We would like to use cookies.

We use cookies to personalise content and ads, to provide social media features and to analyse our traffic. We also share information about your use of our site with our social media, advertising and analytics partners who may combine it with other information that you’ve provided to them or that they’ve collected from your use of their services.

Different cookie preferences

Cookie declaration

i Cookies are small text files that can be used by websites to make a user's experience more efficient. The law states that we can store cookies on your device if they are strictly necessary for the operation of this site. For all other types of cookies we need your permission. This site uses different types of cookies. Some cookies are placed by third party services that appear on our pages. You can at any time change or withdraw your consent from the Cookie Declaration on our website.

Learn more about who we are, how you can contact us and how we process personal data in our Privacy Policy. Please state your consent ID and date when you contact us regarding your consent.
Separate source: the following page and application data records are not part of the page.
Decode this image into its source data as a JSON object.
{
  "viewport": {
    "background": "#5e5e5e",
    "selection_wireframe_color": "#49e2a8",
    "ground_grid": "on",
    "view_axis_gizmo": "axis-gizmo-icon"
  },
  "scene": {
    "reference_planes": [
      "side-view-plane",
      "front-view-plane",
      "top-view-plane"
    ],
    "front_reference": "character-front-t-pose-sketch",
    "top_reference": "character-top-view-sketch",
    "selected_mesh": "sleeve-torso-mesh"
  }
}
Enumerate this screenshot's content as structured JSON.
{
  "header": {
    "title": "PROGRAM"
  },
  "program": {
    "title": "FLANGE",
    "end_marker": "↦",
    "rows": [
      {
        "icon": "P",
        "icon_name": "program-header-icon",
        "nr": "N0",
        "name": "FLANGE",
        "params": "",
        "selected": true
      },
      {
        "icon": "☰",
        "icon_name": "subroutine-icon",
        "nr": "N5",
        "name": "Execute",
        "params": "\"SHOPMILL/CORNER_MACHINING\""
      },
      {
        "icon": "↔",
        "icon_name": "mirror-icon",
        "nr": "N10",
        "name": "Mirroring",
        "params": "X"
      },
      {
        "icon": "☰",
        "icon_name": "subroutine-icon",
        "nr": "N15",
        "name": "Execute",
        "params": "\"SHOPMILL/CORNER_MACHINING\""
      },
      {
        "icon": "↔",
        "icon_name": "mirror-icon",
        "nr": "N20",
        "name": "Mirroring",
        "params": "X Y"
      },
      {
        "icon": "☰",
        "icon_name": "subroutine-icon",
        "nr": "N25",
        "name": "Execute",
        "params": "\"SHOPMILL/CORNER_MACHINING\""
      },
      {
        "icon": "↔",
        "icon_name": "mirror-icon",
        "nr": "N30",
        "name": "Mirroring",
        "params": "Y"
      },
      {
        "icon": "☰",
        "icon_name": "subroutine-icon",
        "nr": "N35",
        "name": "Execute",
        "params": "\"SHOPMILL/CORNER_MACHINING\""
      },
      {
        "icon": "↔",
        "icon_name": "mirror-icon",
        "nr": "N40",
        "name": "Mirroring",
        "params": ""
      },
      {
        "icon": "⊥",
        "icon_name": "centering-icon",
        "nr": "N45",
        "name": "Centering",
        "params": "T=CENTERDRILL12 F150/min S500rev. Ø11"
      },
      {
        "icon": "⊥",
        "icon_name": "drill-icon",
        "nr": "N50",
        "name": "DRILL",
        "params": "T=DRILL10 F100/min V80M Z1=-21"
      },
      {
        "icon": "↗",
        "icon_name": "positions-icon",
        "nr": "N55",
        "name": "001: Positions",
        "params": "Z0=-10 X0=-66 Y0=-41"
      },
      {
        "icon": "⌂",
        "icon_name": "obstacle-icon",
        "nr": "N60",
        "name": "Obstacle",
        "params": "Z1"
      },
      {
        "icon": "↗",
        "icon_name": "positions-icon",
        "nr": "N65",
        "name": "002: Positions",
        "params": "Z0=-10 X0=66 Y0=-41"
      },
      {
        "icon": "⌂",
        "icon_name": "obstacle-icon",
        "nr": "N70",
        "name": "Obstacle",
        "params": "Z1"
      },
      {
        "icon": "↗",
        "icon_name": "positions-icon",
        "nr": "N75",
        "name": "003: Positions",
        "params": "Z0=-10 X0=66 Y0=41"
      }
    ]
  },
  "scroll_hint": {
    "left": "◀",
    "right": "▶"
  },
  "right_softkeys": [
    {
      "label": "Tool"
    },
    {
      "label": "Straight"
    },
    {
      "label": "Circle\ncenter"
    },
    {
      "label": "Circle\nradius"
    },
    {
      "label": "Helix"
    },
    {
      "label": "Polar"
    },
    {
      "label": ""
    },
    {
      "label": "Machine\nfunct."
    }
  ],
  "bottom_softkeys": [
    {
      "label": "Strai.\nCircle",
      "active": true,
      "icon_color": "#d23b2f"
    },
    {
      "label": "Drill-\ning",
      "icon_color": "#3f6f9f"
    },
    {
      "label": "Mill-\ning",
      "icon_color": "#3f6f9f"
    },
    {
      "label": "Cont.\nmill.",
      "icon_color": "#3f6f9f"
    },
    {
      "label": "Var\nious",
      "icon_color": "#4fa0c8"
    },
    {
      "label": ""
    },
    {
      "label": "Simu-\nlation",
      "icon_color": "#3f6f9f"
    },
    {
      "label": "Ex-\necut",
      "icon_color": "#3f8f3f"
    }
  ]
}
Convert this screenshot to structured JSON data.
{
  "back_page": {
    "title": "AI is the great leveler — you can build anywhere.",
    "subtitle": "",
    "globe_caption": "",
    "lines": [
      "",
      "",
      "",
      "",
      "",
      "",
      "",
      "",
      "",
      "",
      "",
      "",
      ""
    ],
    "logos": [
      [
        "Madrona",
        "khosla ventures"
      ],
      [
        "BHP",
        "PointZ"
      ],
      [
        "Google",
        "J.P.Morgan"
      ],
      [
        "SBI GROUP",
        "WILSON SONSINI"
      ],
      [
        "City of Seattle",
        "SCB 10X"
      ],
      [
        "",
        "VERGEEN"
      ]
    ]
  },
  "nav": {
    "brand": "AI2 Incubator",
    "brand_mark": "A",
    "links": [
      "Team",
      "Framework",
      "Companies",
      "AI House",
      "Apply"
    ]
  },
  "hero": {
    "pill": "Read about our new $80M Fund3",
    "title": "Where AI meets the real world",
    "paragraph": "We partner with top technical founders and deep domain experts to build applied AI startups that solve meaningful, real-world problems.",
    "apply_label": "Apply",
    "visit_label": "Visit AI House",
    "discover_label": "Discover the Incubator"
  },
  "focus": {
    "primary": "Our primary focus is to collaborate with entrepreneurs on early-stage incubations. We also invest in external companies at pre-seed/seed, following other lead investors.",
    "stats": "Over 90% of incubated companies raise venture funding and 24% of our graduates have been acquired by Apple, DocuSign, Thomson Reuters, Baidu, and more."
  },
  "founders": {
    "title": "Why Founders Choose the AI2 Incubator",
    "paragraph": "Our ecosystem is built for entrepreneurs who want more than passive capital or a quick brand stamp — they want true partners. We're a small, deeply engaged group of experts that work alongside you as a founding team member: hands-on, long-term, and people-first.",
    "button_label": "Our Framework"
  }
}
Necessary cookies help make a website usable by enabling basic functions like page navigation and access to secure areas of the website. The website cannot function properly without these cookies.

Name Provider Purpose Expiry Type
cookieConsent SILK Advocaten & Mediators B.V. Stores the user's cookie consent state for the current domain. 31 days HTML

Preference cookies enable a website to remember information that changes the way the website behaves or looks, like your preferred language or the region that you are in.

We do not use these kind of cookies

Statistic cookies help website owners to understand how visitors interact with websites by collecting and reporting information anonymously.

Name Provider Purpose Expiry Type
_ga Google The _ga cookie from Google Analytics records a unique ID for our web visitors that is used to generate statistical data about how the visitor uses the website. We have set our Google Analytics cookies as privacy-friendly as possible. This cookie collects information such as: the number of visitors to the website, where visitors come from and the pages they have visited. Maximum 2 years HTTP
_gid Google Used to distinguish users. 24 hours HTTP
_gcl_au Google Used to store and track conversions. 24 hours HTTP
_gcl_au Google Used to throttle request rate. 1 minute HTTP

Marketing cookies are used to track visitors across websites. The intention is to display ads that are relevant and engaging for the individual user and thereby more valuable for publishers and third-party advertisers.

We do not use these kind of cookies

Callback request T +31(0)20 670 65 60 info@silkadvocaten.nl

Inheritance law

Statutory portion/child’s portion

The law states that children, even if they have been disinherited, are nevertheless entitled to a portion of their parents’ estate. This entitlement is referred to as the ‘statutory portion’ or the ‘child’s portion’. A person who claims a statutory portion is referred to as the ‘forced heir’. 

Who can be a forced heir?

Only children (descendants) appointed by the law as heirs are entitled to a statutory portion. It is however also possible for the children of a disinherited child to claim the statutory portion of their disinherited father or mother by substitution.

The statutory portion as claim

The legislators have determined that the statutory portion is a monetary claim. This does not mean, however, that the forced heirs have a claim on specific components of the estate. Because this procedure is viewed as a claim, the forced heir is considered to be a creditor of the estate. 

What does the statutory portion involve?

The statutory portion is equivalent to half of the value calculated for the statutory portions divided by the number of survivors of the heir, as intended in Article 4:10 paragraph 1 of the Dutch Civil Code. 

If you decide to exercise your rights to a statutory portion, you would be entitled to a specific part of the value based on which the statutory portions are calculated. This value is referred to as the ‘forced heir share’. Before being able to calculate the statutory portion, one would first have to determine the fraction or portion of the estate the heir is entitled to. The next step is to determine the ‘forced heir share’.

We regularly assist clients, as well as forced heirs, in determining the statutory portion. Please do not hesitate to contact one of our inheritance law specialists with your questions about the statutory portion. 

Introductory meeting? Click here to make an appointment

Coen van den End


Margreet Ruijgrok


Roos Copper


Sabrina de Jong


A picture of the team of Silk.

Do you have a question or remark you would like to share with us? Leave a message.